As I anticipate our nation’s observance of the birthday of the Rev. Dr. Martin Luther King, Jr., the word “legacy” has been on my mind. One definition for that words supplies us with this: “anything handed down from the past, as from an ancestor or predecessor.” The English word “legacy” is derived from the late 14c., "a body of persons sent on a mission," from Old French legacie "legate's office," from Medieval Latin legatia, from Latin legatus "ambassador, envoy”.

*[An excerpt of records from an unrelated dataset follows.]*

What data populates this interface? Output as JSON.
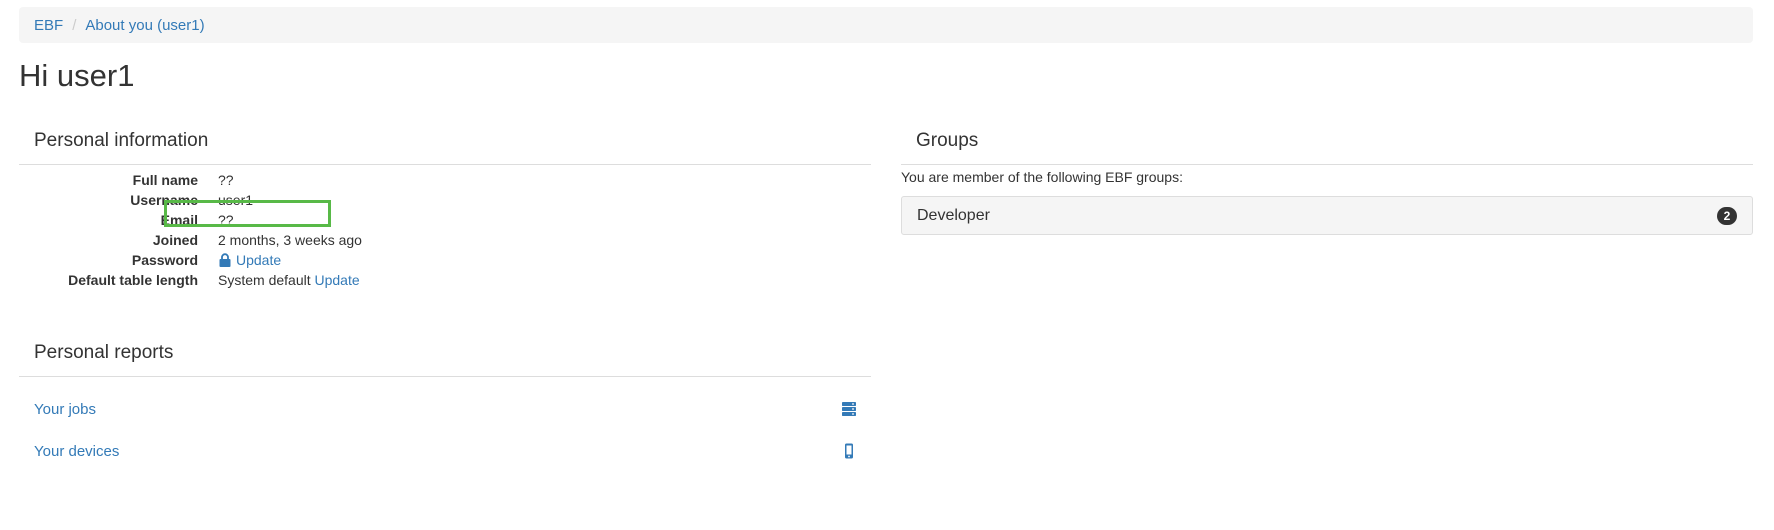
{
  "breadcrumb": {
    "items": [
      "EBF",
      "About you (user1)"
    ],
    "separator": "/"
  },
  "page": {
    "title": "Hi user1"
  },
  "personal_info": {
    "heading": "Personal information",
    "rows": [
      {
        "label": "Full name",
        "value": "??"
      },
      {
        "label": "Username",
        "value": "user1"
      },
      {
        "label": "Email",
        "value": "??"
      },
      {
        "label": "Joined",
        "value": "2 months, 3 weeks ago"
      },
      {
        "label": "Password",
        "link": "Update",
        "icon": "lock-icon"
      },
      {
        "label": "Default table length",
        "value": "System default",
        "link": "Update"
      }
    ]
  },
  "personal_reports": {
    "heading": "Personal reports",
    "items": [
      {
        "label": "Your jobs",
        "icon": "server-icon"
      },
      {
        "label": "Your devices",
        "icon": "mobile-icon"
      }
    ]
  },
  "groups": {
    "heading": "Groups",
    "intro": "You are member of the following EBF groups:",
    "items": [
      {
        "name": "Developer",
        "count": "2"
      }
    ]
  },
  "colors": {
    "link": "#337ab7",
    "highlight": "#58b947",
    "badge": "#333333",
    "well": "#f5f5f5"
  }
}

Dr. King was, indeed, an envoy...an ambassador for righteousness bearing a message of truth that was often uncomfortably received. The legacy of Dr. King’s life and his passionate commitments are still being debated, some forty-three years after his assassination in April, 1968 in Memphis, Tennessee. Had he lived, what might Dr. King have done, what causes would he have embraced, what strategies would he have employed? Would Dr. King recognize in the Occupy Wall Street movement the legacy of his Poor People’s Campaign? Would he have agonized over U.S. involvement in Iraq and Afghanistan with the same fervor that he was bringing to his opposition to the Vietnam War when his life was snuffed out? We can only speculate.

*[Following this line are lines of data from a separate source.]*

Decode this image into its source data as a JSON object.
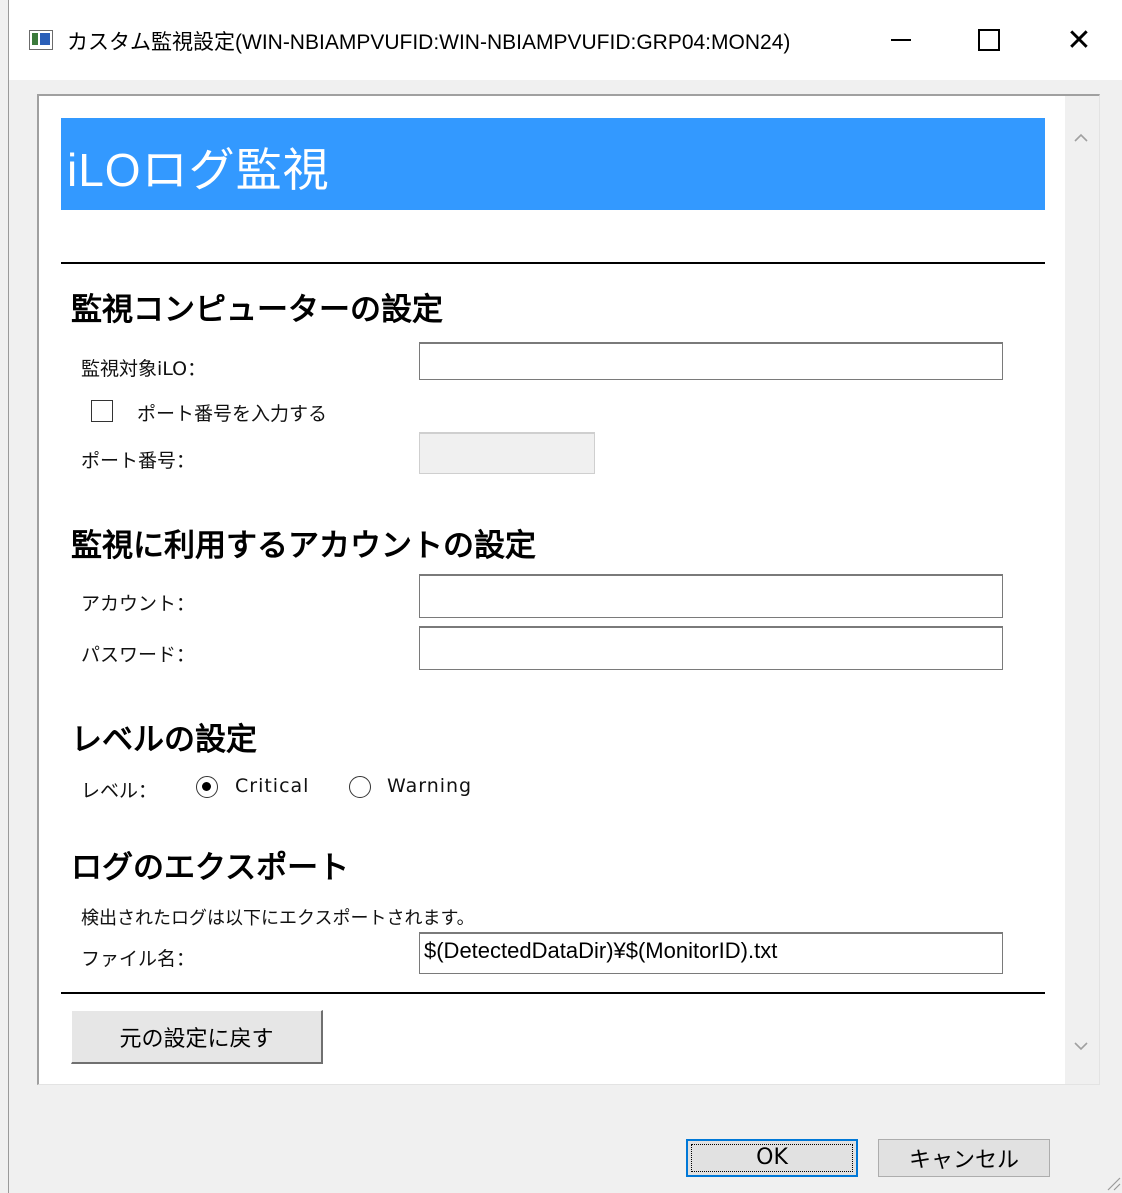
{
  "window": {
    "title": "カスタム監視設定(WIN-NBIAMPVUFID:WIN-NBIAMPVUFID:GRP04:MON24)",
    "minimize_glyph": "",
    "close_glyph": "✕"
  },
  "banner": {
    "title": "iLOログ監視"
  },
  "monitor_section": {
    "title": "監視コンピューターの設定",
    "target_label": "監視対象iLO：",
    "target_value": "",
    "port_checkbox_label": "ポート番号を入力する",
    "port_checkbox_checked": false,
    "port_label": "ポート番号：",
    "port_value": ""
  },
  "account_section": {
    "title": "監視に利用するアカウントの設定",
    "account_label": "アカウント：",
    "account_value": "",
    "password_label": "パスワード：",
    "password_value": ""
  },
  "level_section": {
    "title": "レベルの設定",
    "level_label": "レベル：",
    "options": [
      "Critical",
      "Warning"
    ],
    "selected": "Critical"
  },
  "export_section": {
    "title": "ログのエクスポート",
    "description": "検出されたログは以下にエクスポートされます。",
    "filename_label": "ファイル名：",
    "filename_value": "$(DetectedDataDir)¥$(MonitorID).txt"
  },
  "buttons": {
    "revert": "元の設定に戻す",
    "ok": "OK",
    "cancel": "キャンセル"
  },
  "icons": {
    "window_icon": "app-window-icon",
    "scroll_up": "chevron-up-icon",
    "scroll_down": "chevron-down-icon",
    "resize_grip": "resize-grip-icon"
  }
}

“On the last Saturday of his life, sitting in his study at Ebenezer, King fretted and contemplated a fast--a genuine sacrifice for a man who joked about how his collars were growing tighter. He mused about getting out of the full-time movement, maybe becoming president of Morehouse College. Then his spirits started to rise. "He preached himself out of the gloom," says Jackson. "We must turn a minus into a plus," King said, "a stumbling block into a stepping-stone--we must go on anyhow."
[From an article by Vern E. Smith and Jon Meacham, published in Newsweek in 1998, found here.]

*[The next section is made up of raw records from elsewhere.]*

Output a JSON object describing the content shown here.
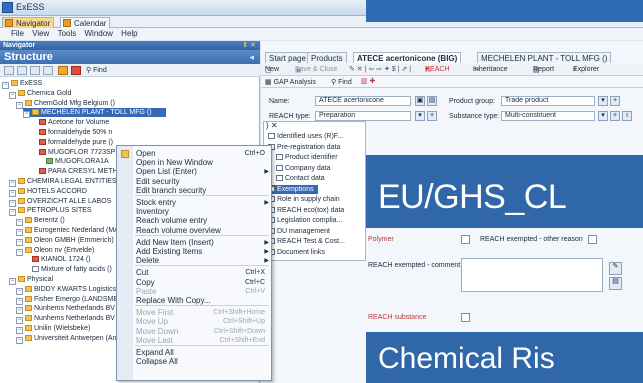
{
  "window": {
    "app_title": "ExESS"
  },
  "doc_tabs": [
    {
      "label": "Navigator",
      "active": true
    },
    {
      "label": "Calendar",
      "active": false
    }
  ],
  "menubar": [
    "File",
    "View",
    "Tools",
    "Window",
    "Help"
  ],
  "navigator": {
    "header": "Navigator",
    "structure_title": "Structure",
    "find_label": "Find"
  },
  "tree": [
    {
      "label": "ExESS",
      "level": 0,
      "icon": "folder"
    },
    {
      "label": "Chemica Gold",
      "level": 1,
      "icon": "folder"
    },
    {
      "label": "ChemGold Mfg Belgium ()",
      "level": 2,
      "icon": "folder"
    },
    {
      "label": "MECHELEN PLANT - TOLL MFG ()",
      "level": 3,
      "icon": "folder",
      "selected": true
    },
    {
      "label": "Acetone for Volume",
      "level": 4,
      "icon": "mol"
    },
    {
      "label": "formaldehyde 50% n",
      "level": 4,
      "icon": "mol"
    },
    {
      "label": "formaldehyde pure ()",
      "level": 4,
      "icon": "mol"
    },
    {
      "label": "MUGOFLOR 7723SP",
      "level": 4,
      "icon": "mol"
    },
    {
      "label": "MUGOFLORA1A",
      "level": 5,
      "icon": "sub"
    },
    {
      "label": "PARA CRESYL METH",
      "level": 4,
      "icon": "mol"
    },
    {
      "label": "CHEMIRA LEGAL ENTITIES",
      "level": 1,
      "icon": "folder"
    },
    {
      "label": "HOTELS ACCORD",
      "level": 1,
      "icon": "folder"
    },
    {
      "label": "OVERZICHT ALLE LABOS",
      "level": 1,
      "icon": "folder"
    },
    {
      "label": "PETROPLUS SITES",
      "level": 1,
      "icon": "folder"
    },
    {
      "label": "Berentz ()",
      "level": 2,
      "icon": "folder"
    },
    {
      "label": "Eurogentec Nederland (MA",
      "level": 2,
      "icon": "folder"
    },
    {
      "label": "Oleon GMBH (Emmerich)",
      "level": 2,
      "icon": "folder"
    },
    {
      "label": "Oleon nv (Ertvelde)",
      "level": 2,
      "icon": "folder"
    },
    {
      "label": "KIANOL 1724 ()",
      "level": 3,
      "icon": "mol"
    },
    {
      "label": "Mixture of fatty acids ()",
      "level": 3,
      "icon": "doc"
    },
    {
      "label": "Physical",
      "level": 1,
      "icon": "folder"
    },
    {
      "label": "BIDDY KWARTS Logistics (",
      "level": 2,
      "icon": "folder"
    },
    {
      "label": "Fisher Emergo (LANDSMEE",
      "level": 2,
      "icon": "folder"
    },
    {
      "label": "Nunhems Netherlands BV (",
      "level": 2,
      "icon": "folder"
    },
    {
      "label": "Nunhems Netherlands BV (",
      "level": 2,
      "icon": "folder"
    },
    {
      "label": "Unilin (Wielsbeke)",
      "level": 2,
      "icon": "folder"
    },
    {
      "label": "Universiteit Antwerpen (An",
      "level": 2,
      "icon": "folder"
    }
  ],
  "context_menu": [
    {
      "label": "Open",
      "shortcut": "Ctrl+O",
      "icon": "open-icon"
    },
    {
      "label": "Open in New Window",
      "shortcut": ""
    },
    {
      "label": "Open List (Enter)",
      "shortcut": "",
      "arrow": true
    },
    {
      "label": "Edit security",
      "shortcut": ""
    },
    {
      "label": "Edit branch security",
      "shortcut": ""
    },
    {
      "sep": true
    },
    {
      "label": "Stock entry",
      "shortcut": "",
      "arrow": true
    },
    {
      "label": "Inventory",
      "shortcut": ""
    },
    {
      "label": "Reach volume entry",
      "shortcut": ""
    },
    {
      "label": "Reach volume overview",
      "shortcut": ""
    },
    {
      "sep": true
    },
    {
      "label": "Add New Item (Insert)",
      "shortcut": "",
      "arrow": true
    },
    {
      "label": "Add Existing Items",
      "shortcut": "",
      "arrow": true
    },
    {
      "label": "Delete",
      "shortcut": "",
      "arrow": true
    },
    {
      "sep": true
    },
    {
      "label": "Cut",
      "shortcut": "Ctrl+X"
    },
    {
      "label": "Copy",
      "shortcut": "Ctrl+C"
    },
    {
      "label": "Paste",
      "shortcut": "Ctrl+V",
      "disabled": true
    },
    {
      "label": "Replace With Copy...",
      "shortcut": ""
    },
    {
      "sep": true
    },
    {
      "label": "Move First",
      "shortcut": "Ctrl+Shift+Home",
      "disabled": true
    },
    {
      "label": "Move Up",
      "shortcut": "Ctrl+Shift+Up",
      "disabled": true
    },
    {
      "label": "Move Down",
      "shortcut": "Ctrl+Shift+Down",
      "disabled": true
    },
    {
      "label": "Move Last",
      "shortcut": "Ctrl+Shift+End",
      "disabled": true
    },
    {
      "sep": true
    },
    {
      "label": "Expand All",
      "shortcut": ""
    },
    {
      "label": "Collapse All",
      "shortcut": ""
    }
  ],
  "right_tabs": [
    {
      "label": "Start page",
      "active": false
    },
    {
      "label": "Products",
      "active": false
    },
    {
      "label": "ATECE acertonicone (BIG)",
      "active": true
    },
    {
      "label": "MECHELEN PLANT - TOLL MFG ()",
      "active": false
    }
  ],
  "right_toolbar": {
    "new": "New",
    "save_close": "Save & Close",
    "reach": "REACH",
    "inheritance": "Inheritance",
    "report": "Report",
    "explorer": "Explorer",
    "gap": "GAP Analysis",
    "find": "Find"
  },
  "form": {
    "name_label": "Name:",
    "name_value": "ATECE acertonicone",
    "product_group_label": "Product group:",
    "product_group_value": "Trade product",
    "reach_type_label": "REACH type:",
    "reach_type_value": "Preparation",
    "substance_type_label": "Substance type:",
    "substance_type_value": "Multi-constituent"
  },
  "subtree": [
    {
      "label": "Identified uses (R)F...",
      "selected": false
    },
    {
      "label": "Pre-registration data",
      "selected": false
    },
    {
      "label": "Product identifier",
      "selected": false
    },
    {
      "label": "Company data",
      "selected": false
    },
    {
      "label": "Contact data",
      "selected": false
    },
    {
      "label": "Exemptions",
      "selected": true
    },
    {
      "label": "Role in supply chain",
      "selected": false
    },
    {
      "label": "REACH eco(tox) data",
      "selected": false
    },
    {
      "label": "Legislation complia...",
      "selected": false
    },
    {
      "label": "DU management",
      "selected": false
    },
    {
      "label": "REACH Test & Cost...",
      "selected": false
    },
    {
      "label": "Document links",
      "selected": false
    }
  ],
  "exemptions": {
    "polymer": "Polymer",
    "reach_exempted_other": "REACH exempted - other reason",
    "reach_exempted_comment": "REACH exempted - comment:",
    "reach_substance": "REACH substance"
  },
  "overlay": {
    "eu_ghs": "EU/GHS_CL",
    "chemical_risk": "Chemical Ris"
  }
}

Anyone who has studied Dr. King’s life, replete with the challenges and contradictions to which every human being is prey, cannot but conclude that Dr. King–had he lived–would have found a way to “go on anyhow”.
Looking at our fractious society with its ever-expanding wealth disparity, at our environmentally-challenged planet, at the seemingly intractable conflicts that erupt in violence and bloodshed, we are ever mindful of the need for the precious legacy that Dr. King bequeathed us....the sacred obligation to “preach [ourselves] out of the gloom” and “turn a minus into a plus”.
I hope that you will avail ourselves of these opportunities to celebrate Dr. King’s birthday and to tap in, once again, to his inspiring legacy.